In 2013, Brazilian student David Miranda—partner of Guardian journalist Glenn Greenwald, who was then at the centre of the Guardian’s disclosures about the National Security Agency—was detained for 9 hours at Heathrow Airport while transporting a batch of encrypted Snowden documents to assist Greenwald’s reporting on the files.
Miranda was returning from Germany where he had met filmmaker Glenn Greenwald, who was involved in breaking revelations leaked by Edward Snowden. The leaks exposed the extent of mass online surveillance carried out by the U.S. National Security Agency and the U.K.’s monitoring operation, GCHQ.
After the airport seizure of digital material including a laptop, cell-phone, and memory sticks, the London Metropolitan Police opened a criminal investigation and posted a statement on its website, describing the confiscated material as “highly sensitive” and claiming the disclosure of it “could put lives at risk.”
At the time, in London’s High Court, lawyer Jonathan Laidlaw said, “The disclosure of (the material) would be gravely injurious to public safety and thus the police have now initiated a criminal investigation.” He added, “…there is an absolutely compelling reason to permit this investigation to continue.”
Cressida Dick, previous assistant commissioner at Scotland Yard, also confirmed at the time that detectives were examining whether journalists had committed offences. She said officers were looking at potential breaches of a specific anti-terrorism law that makes it unlawful to communicate information about British intelligence agents.
According to journalist Ryan Gallagher, the London Metropolitan Police Force has repeatedly refused to release information on the investigation.
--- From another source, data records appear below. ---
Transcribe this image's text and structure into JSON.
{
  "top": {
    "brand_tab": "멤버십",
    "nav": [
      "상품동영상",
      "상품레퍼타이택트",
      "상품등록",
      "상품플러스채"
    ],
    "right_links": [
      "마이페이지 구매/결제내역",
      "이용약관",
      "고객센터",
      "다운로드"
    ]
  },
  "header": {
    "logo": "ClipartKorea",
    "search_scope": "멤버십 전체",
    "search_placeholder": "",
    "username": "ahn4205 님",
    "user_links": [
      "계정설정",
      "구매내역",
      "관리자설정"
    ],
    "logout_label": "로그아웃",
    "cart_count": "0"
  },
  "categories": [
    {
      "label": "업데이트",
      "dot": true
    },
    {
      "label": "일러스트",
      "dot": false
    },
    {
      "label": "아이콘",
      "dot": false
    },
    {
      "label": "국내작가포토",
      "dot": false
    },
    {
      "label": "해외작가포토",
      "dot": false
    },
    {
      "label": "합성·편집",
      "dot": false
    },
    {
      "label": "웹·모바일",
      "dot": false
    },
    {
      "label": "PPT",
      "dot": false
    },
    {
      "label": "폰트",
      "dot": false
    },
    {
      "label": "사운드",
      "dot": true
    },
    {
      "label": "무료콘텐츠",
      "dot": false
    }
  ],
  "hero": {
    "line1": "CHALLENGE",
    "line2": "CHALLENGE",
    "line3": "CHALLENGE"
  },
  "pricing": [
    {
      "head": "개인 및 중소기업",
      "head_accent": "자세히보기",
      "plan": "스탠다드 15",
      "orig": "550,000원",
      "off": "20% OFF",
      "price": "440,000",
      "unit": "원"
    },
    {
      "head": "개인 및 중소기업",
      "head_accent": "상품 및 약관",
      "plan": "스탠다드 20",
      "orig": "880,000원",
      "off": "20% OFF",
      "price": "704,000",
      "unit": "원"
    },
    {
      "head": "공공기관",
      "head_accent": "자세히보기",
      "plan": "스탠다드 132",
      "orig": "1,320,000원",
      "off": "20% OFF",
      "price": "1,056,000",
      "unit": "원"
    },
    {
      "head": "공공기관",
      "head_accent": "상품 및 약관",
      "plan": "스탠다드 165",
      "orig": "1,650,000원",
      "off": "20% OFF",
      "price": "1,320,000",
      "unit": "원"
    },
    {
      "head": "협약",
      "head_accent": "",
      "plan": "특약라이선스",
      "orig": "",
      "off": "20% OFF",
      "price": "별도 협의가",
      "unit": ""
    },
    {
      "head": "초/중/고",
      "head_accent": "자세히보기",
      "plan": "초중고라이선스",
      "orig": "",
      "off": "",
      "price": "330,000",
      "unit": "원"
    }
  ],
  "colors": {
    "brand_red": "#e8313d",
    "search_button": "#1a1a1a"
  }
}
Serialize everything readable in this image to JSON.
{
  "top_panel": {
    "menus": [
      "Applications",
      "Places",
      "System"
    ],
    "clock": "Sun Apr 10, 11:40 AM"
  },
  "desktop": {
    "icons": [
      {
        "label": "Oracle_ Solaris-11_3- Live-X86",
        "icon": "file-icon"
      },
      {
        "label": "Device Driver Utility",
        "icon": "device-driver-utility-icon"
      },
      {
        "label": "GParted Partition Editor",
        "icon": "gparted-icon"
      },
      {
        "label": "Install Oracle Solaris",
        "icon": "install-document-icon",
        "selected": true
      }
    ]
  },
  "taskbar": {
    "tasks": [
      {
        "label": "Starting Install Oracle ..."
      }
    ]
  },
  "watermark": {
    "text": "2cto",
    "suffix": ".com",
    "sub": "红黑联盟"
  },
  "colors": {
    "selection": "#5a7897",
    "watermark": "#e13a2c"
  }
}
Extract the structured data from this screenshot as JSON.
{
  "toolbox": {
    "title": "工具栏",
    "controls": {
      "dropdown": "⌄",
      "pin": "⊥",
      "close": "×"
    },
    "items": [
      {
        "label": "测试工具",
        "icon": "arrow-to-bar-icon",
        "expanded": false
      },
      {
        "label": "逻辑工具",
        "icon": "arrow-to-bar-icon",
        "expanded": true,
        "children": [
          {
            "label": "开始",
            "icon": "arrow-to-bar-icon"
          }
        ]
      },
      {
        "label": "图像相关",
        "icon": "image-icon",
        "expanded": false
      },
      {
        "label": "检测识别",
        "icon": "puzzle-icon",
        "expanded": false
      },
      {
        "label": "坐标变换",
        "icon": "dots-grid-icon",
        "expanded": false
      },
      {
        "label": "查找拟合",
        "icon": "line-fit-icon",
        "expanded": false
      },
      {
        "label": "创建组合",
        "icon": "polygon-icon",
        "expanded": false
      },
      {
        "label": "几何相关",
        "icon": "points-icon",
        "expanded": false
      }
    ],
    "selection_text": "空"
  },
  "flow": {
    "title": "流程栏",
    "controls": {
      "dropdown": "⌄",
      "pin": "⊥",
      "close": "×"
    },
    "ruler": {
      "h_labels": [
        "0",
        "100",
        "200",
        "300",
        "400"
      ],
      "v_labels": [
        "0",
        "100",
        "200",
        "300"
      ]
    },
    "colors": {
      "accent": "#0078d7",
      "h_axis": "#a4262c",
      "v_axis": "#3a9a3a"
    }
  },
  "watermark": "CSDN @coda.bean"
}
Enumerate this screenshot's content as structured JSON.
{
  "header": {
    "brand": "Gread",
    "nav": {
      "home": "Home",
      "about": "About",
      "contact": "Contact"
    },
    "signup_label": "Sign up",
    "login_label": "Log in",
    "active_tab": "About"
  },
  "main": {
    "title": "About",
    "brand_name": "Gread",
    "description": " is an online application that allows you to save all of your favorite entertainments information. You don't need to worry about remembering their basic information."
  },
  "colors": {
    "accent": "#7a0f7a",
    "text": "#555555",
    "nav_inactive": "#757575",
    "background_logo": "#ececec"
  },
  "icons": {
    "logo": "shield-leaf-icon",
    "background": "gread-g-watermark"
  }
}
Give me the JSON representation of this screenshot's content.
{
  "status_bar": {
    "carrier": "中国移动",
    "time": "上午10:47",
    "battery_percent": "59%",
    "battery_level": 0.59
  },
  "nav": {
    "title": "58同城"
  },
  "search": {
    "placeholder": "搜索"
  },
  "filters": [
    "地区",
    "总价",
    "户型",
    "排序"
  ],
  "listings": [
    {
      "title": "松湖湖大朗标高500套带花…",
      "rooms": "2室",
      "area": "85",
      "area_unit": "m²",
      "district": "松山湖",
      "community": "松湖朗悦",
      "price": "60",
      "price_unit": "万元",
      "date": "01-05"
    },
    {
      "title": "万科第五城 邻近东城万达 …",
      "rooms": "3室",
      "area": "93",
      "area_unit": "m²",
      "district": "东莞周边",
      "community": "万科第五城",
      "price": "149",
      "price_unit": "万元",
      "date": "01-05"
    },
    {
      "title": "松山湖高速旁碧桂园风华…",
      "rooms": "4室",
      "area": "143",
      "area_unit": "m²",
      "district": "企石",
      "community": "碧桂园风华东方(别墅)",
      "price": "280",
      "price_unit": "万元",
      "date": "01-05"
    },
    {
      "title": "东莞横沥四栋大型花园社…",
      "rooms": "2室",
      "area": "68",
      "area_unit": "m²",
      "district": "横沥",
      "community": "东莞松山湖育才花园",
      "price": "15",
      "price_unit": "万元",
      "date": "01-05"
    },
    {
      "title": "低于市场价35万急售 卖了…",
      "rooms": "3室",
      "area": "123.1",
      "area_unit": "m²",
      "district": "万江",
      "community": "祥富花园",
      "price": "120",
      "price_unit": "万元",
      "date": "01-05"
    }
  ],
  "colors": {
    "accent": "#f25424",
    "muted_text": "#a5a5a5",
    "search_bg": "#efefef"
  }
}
Gallagher’s persistent pursuit of information on the status of the investigation, using the Freedom Of Information Act, including data on the costs and number of officers involved, fell on deaf ears—until he received a partial response on July 21.
In its response to his request, the Metropolitan Police finally put its cards on the table “…to confirm or deny whether we hold any information concerning any current or previous investigations into the alleged actions of Edward Snowden could potentially be misused proving detrimental to national security.”
The response then lists a series of national security exemptions to the Freedom of Information Act and justifies why details on the investigation will not be released.
In this current environment, where there is a possibility of increased threat of terrorist activity, providing any details even to confirm or deny that any information exists could assist any group or persons who wish to cause harm to the people of the nation which would undermine the safeguarding of national security.
Despite a remarkable lack of interest from the press on the issue and claims from the Metropolitan Police that it “would not be in the public interest” to reveal information on the investigation, The Intercept is not giving up without a fight. Believing it is definitely in the interests of those spied upon to know the details of the spying, the news organization has filed a complaint with the body that enforces Freedom Of Information laws and is challenging the Metropolitan Police’s ongoing refusal to release information.
Michaela Whitton joined Anti-Media as its first journalist abroad in May of 2015. Her topics of interest include human rights, conflict, the Middle East, Palestine, and Israel. Born and residing in the United Kingdom, she is also a photographer. Learn more about Whitton here!